Items listed in a dataset:
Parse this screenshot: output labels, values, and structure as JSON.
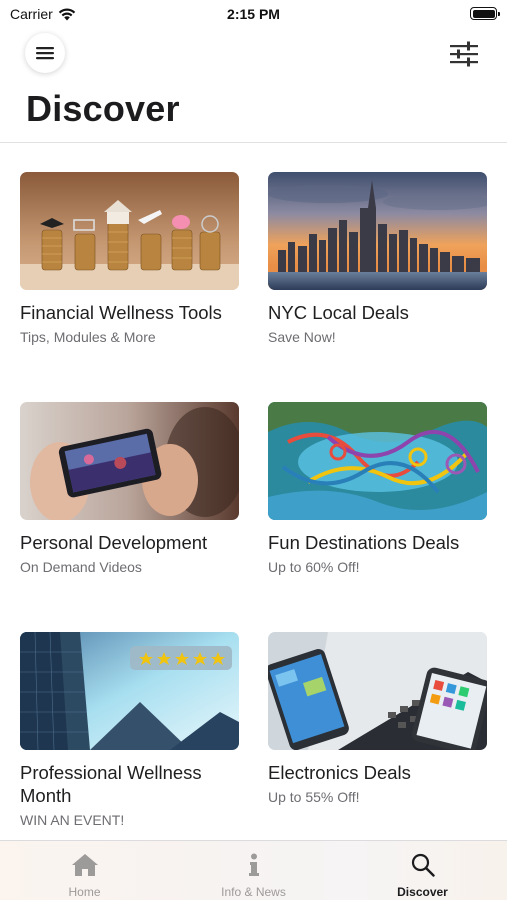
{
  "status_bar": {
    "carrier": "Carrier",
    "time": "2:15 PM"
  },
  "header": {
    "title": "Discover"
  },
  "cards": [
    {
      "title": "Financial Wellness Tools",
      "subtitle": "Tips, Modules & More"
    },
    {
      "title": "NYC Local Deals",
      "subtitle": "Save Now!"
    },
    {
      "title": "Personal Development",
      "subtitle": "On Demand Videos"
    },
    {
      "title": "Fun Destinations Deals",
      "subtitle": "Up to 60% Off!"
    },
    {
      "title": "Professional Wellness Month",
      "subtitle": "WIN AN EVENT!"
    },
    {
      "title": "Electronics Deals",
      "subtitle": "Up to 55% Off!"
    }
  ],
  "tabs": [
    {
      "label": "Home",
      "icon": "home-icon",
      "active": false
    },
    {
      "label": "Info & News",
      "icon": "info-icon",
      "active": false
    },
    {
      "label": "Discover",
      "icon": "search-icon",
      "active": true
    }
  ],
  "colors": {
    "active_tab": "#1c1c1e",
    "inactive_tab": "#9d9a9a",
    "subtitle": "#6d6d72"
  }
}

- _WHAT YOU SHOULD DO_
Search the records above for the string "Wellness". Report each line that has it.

- _YOUR SOLUTION_
      "title": "Financial Wellness Tools",
      "title": "Professional Wellness Month",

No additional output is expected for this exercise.